═══ INPUT DATA ═══

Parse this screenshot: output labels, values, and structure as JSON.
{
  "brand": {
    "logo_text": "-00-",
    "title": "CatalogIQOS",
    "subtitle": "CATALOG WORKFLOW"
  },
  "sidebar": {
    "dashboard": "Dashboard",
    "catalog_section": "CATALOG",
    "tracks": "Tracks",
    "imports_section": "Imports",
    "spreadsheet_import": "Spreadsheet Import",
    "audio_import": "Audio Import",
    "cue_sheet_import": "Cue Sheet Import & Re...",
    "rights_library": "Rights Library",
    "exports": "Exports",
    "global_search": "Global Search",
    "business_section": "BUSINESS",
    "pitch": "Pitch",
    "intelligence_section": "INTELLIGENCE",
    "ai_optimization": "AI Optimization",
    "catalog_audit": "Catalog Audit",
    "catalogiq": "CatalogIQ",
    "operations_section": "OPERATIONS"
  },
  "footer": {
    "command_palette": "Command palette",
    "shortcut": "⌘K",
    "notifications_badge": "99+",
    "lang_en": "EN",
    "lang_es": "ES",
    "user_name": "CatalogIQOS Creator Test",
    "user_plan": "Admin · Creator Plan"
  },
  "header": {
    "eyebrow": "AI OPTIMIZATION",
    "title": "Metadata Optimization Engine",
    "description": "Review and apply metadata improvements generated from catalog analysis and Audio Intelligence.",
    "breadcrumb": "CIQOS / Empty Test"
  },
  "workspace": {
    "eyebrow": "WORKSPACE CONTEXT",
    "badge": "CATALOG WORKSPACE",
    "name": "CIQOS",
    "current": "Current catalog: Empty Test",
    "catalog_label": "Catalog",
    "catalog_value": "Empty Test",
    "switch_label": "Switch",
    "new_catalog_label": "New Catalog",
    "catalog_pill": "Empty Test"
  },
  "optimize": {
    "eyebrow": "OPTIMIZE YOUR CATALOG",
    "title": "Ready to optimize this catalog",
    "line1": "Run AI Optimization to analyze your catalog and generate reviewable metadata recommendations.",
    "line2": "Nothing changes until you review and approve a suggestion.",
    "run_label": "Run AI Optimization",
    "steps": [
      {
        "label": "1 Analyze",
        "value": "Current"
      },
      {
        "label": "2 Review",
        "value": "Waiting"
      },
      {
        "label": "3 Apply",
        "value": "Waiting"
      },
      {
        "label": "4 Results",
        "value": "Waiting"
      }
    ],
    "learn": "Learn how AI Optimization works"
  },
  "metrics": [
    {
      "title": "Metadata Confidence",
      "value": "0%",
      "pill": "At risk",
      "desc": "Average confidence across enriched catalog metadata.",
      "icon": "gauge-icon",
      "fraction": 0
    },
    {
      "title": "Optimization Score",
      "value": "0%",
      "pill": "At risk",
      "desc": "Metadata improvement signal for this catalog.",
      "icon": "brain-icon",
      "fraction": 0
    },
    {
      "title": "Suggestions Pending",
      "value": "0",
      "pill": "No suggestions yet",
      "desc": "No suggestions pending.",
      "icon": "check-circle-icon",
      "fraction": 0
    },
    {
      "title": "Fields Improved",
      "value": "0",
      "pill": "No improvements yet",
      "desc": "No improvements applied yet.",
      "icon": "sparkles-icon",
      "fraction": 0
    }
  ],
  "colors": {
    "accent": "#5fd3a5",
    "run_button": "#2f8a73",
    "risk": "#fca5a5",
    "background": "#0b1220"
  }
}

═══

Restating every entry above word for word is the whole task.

Parse this screenshot: output labels, values, and structure as JSON.
{
  "brand": {
    "logo_text": "-00-",
    "title": "CatalogIQOS",
    "subtitle": "CATALOG WORKFLOW"
  },
  "sidebar": {
    "dashboard": "Dashboard",
    "catalog_section": "CATALOG",
    "tracks": "Tracks",
    "imports_section": "Imports",
    "spreadsheet_import": "Spreadsheet Import",
    "audio_import": "Audio Import",
    "cue_sheet_import": "Cue Sheet Import & Re...",
    "rights_library": "Rights Library",
    "exports": "Exports",
    "global_search": "Global Search",
    "business_section": "BUSINESS",
    "pitch": "Pitch",
    "intelligence_section": "INTELLIGENCE",
    "ai_optimization": "AI Optimization",
    "catalog_audit": "Catalog Audit",
    "catalogiq": "CatalogIQ",
    "operations_section": "OPERATIONS"
  },
  "footer": {
    "command_palette": "Command palette",
    "shortcut": "⌘K",
    "notifications_badge": "99+",
    "lang_en": "EN",
    "lang_es": "ES",
    "user_name": "CatalogIQOS Creator Test",
    "user_plan": "Admin · Creator Plan"
  },
  "header": {
    "eyebrow": "AI OPTIMIZATION",
    "title": "Metadata Optimization Engine",
    "description": "Review and apply metadata improvements generated from catalog analysis and Audio Intelligence.",
    "breadcrumb": "CIQOS / Empty Test"
  },
  "workspace": {
    "eyebrow": "WORKSPACE CONTEXT",
    "badge": "CATALOG WORKSPACE",
    "name": "CIQOS",
    "current": "Current catalog: Empty Test",
    "catalog_label": "Catalog",
    "catalog_value": "Empty Test",
    "switch_label": "Switch",
    "new_catalog_label": "New Catalog",
    "catalog_pill": "Empty Test"
  },
  "optimize": {
    "eyebrow": "OPTIMIZE YOUR CATALOG",
    "title": "Ready to optimize this catalog",
    "line1": "Run AI Optimization to analyze your catalog and generate reviewable metadata recommendations.",
    "line2": "Nothing changes until you review and approve a suggestion.",
    "run_label": "Run AI Optimization",
    "steps": [
      {
        "label": "1 Analyze",
        "value": "Current"
      },
      {
        "label": "2 Review",
        "value": "Waiting"
      },
      {
        "label": "3 Apply",
        "value": "Waiting"
      },
      {
        "label": "4 Results",
        "value": "Waiting"
      }
    ],
    "learn": "Learn how AI Optimization works"
  },
  "metrics": [
    {
      "title": "Metadata Confidence",
      "value": "0%",
      "pill": "At risk",
      "desc": "Average confidence across enriched catalog metadata.",
      "icon": "gauge-icon",
      "fraction": 0
    },
    {
      "title": "Optimization Score",
      "value": "0%",
      "pill": "At risk",
      "desc": "Metadata improvement signal for this catalog.",
      "icon": "brain-icon",
      "fraction": 0
    },
    {
      "title": "Suggestions Pending",
      "value": "0",
      "pill": "No suggestions yet",
      "desc": "No suggestions pending.",
      "icon": "check-circle-icon",
      "fraction": 0
    },
    {
      "title": "Fields Improved",
      "value": "0",
      "pill": "No improvements yet",
      "desc": "No improvements applied yet.",
      "icon": "sparkles-icon",
      "fraction": 0
    }
  ],
  "colors": {
    "accent": "#5fd3a5",
    "run_button": "#2f8a73",
    "risk": "#fca5a5",
    "background": "#0b1220"
  }
}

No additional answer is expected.